As another year draws to its close and the next one edges near, there seems to be in both the public and private domains a fascination with the compiling of lists: lists of things achieved in the past year, lists of things intended for the next. We read in the pages of magazines and newspapers, or on the screens of our devices, lists of the best movies, the most important news stories, the most horrific disasters, the most evocative photos of the year soon to end. We reflect on what we and others have done, or not, on what we need or intend to do in the future. We seem compelled to do this at year’s end, to take stock of who and what we are, of where we fit in, of where we might be going.

I am as fascinated by these lists as the next person, and so I recently found myself studying The New York Times 100 Most Notable Books of 2015. As a result, hours away from the start of the new year, I hold in my hand a book about the cultural history of the North Sea from the eighth to the sixteenth centuries. Contained within this book that I found on one list was another rather frightening list that apparently made the rounds of Europe back in the tenth century. It was a list of proofs that the last days of the world were at hand. There were six things to look out for: the sea flooding the land, earthquakes to make mountains and valleys disappear, stars falling to the earth, mankind going mad, universal fire, and a rain of blood.

Now, I am not a superstitious person, nor am I on the lookout for portents of the end, but this list from the distant past did make me pause when I read it, even shift uncomfortably in my seat. I certainly read it again.

The lead story on CNN’s web site two mornings ago was “Fire and Flood.” Torrential rains in South America, Northern England, Missouri, fires burning out of control in Australia, Spain, and California. Now, I’m one of those people who believe that on our warming planet sea levels are rising, but even if you don’t believe this, I have a feeling that the weather these days still probably unnerves you a little. It’s warm when it’s not supposed to be. Or too cold too soon. Storms seem stronger, more frequent and more destructive. The earth seems to be lurching from one weather-related disaster to another. They predict it will only get worse.
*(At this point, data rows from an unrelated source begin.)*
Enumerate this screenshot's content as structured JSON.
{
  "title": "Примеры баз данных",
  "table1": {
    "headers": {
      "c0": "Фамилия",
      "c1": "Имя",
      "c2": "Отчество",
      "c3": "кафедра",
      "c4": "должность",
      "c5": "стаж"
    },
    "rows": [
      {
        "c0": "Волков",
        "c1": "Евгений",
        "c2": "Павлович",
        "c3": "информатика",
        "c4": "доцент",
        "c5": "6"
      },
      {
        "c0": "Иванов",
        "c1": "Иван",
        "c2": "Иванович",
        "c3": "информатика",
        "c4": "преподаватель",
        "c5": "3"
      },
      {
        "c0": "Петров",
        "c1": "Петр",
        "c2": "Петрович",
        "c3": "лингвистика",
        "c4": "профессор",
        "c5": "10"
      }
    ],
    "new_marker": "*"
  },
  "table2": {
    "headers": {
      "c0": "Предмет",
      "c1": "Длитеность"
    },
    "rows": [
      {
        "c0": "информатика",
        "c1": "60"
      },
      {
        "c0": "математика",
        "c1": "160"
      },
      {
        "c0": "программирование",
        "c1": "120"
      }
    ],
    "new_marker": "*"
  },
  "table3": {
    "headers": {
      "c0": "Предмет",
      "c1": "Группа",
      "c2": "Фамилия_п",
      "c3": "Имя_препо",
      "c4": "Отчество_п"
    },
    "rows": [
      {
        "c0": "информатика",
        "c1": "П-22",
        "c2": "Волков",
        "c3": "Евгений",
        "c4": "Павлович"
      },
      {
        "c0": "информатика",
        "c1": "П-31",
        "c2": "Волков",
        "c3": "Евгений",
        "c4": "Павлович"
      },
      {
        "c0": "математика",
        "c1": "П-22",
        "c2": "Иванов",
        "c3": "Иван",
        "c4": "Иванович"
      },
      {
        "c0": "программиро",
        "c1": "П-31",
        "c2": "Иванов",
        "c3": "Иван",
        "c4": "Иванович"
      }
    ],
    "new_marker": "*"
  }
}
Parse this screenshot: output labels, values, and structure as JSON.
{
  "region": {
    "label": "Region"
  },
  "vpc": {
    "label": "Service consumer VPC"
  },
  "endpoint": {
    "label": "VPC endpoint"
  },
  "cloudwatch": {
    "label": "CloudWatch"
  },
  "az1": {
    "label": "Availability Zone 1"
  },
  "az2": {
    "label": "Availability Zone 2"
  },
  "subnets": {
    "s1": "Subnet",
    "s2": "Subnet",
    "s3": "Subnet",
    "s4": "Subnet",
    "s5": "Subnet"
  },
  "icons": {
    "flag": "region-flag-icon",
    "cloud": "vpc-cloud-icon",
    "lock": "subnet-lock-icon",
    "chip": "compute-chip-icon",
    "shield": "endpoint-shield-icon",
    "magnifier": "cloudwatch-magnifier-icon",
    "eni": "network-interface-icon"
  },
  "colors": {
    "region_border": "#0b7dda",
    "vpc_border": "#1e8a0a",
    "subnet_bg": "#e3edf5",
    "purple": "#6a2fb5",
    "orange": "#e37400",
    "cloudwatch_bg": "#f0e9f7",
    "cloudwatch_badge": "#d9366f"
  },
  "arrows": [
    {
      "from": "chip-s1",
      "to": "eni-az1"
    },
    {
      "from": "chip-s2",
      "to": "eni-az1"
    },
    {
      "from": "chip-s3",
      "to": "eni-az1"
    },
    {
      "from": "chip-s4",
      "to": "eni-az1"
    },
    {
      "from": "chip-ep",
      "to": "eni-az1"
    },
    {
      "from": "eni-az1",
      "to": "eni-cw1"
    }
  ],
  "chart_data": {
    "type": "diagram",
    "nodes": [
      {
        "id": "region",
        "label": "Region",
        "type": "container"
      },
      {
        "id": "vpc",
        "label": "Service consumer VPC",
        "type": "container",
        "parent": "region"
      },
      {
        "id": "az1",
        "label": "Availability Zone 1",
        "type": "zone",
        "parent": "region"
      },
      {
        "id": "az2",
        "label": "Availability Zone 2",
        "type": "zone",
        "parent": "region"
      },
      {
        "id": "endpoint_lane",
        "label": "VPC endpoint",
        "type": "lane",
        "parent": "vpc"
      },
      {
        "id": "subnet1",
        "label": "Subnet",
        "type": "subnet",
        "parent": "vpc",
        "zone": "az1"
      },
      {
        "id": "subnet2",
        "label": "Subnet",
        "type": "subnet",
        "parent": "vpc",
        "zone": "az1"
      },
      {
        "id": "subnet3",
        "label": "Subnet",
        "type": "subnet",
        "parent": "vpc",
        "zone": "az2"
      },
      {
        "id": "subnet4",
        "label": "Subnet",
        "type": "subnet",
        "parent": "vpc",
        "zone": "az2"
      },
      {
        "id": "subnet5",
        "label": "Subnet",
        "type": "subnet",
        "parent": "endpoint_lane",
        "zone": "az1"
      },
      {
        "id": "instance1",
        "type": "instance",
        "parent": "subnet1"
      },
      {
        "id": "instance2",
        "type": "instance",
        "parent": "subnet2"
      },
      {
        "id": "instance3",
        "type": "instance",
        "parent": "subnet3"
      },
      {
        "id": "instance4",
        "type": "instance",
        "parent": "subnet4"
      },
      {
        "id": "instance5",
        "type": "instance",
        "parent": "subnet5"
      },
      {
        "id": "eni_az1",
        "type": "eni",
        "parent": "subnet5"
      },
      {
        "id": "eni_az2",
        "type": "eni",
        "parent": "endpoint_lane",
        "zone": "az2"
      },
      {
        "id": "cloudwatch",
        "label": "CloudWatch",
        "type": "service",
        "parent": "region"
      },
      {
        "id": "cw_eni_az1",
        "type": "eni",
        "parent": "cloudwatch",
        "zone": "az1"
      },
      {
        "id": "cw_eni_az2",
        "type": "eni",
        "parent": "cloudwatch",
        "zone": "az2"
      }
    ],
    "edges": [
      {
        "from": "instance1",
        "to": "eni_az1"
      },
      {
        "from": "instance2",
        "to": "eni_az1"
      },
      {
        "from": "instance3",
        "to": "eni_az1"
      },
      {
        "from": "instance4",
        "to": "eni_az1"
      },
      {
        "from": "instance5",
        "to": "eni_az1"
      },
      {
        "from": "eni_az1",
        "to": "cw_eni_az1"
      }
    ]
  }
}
A bright spot on the tenth century end-of-the-world list is that earthquakes were actually down in 2015. Only 123 over 6.0 on the Richter Scale (compared to 144 in 2014, 204 in 2011). This is cold comfort, of course, if the mountain you lived on ripped open, or your valley or town or family lies buried under a heap of rubble.

For stars falling to the earth read bombs screaming down into the Syrian suburbs, or airplanes plummeting into the Sinai. Wars and insurgencies and rebellions rage without end. Wars that were declared over don’t seem to be.

Madness? Absolutely. Millions of people fleeing intolerable conditions of persecution or war embark in boats they know will sink go to countries whose languages they don’t speak to rely there upon the kindness of strangers. Misguided young men and women run around the cities of the Middle East, Europe, and America, guns blazing, bodies strapped with explosives, some motivated by religion, some, it’s hard not to think, merely by boredom. It rained blood this year in Paris and San Bernadino and Beirut, just as it has been raining blood for years in Syria and Nigeria and for more than a decade in Afghanistan and Iraq.

Bad things, you say, have always happened, in all years and at all times. Yet this year did seem to bring a particular concentration of unsettling and tragic events. I confess I feel a deep and profound unease when I think about what’s happening in the world today. I feel as if I’m watching several disasters unfold slowly before me.

Perhaps my unease has to do with the people who continue to deny there’s anything wrong (the climate-warming nay-sayers, for example), perhaps it’s because I don’t like the rising waves of demagoguery and hatred in Europe and the United States. Certainly, the feeling that the world is out of joint is with me most days. I can’t seem to shake it.

What should I do?

I think I’ll make a list.

Of things both great and small, things to do in 2016.

  • Keep working, keep teaching, keep trying to come up with new ways to help the children I’m responsible for.
  • Keep loving my husband, keep taking care of him, keep protecting our life together.
  • Keep reading as much as I can, fiction, non-fiction, in all the languages I know.
  • Keep writing. Keep sending.
  • Keep thinking, keep asking questions, keep a healthy skepticism for all the simple solutions people are offering to the complex problems we face.
  • Keep hoping: that the Paris Agreement will really do something to stop global warming, that hateful, ill-informed candidates the world over will be defeated come their election days, that the wars and famines which have sent refugees pouring out of Africa and the Middle East will cease, that the countries the refugees have poured into will treat them decently, that fire and flood, earthquake and tornado, blood and madness will recede a little bit next year, and give us some space to breathe, so when I sit down twelve months from now to make my 2017 list, my feeling of gloom will have lifted rather than sharpened, replaced not by an even more tragic knowledge of the calamities mankind has brought upon itself, but rather by proof of the miracles men and women are capable of when they put their minds to it, of the problems they can solve when they work together.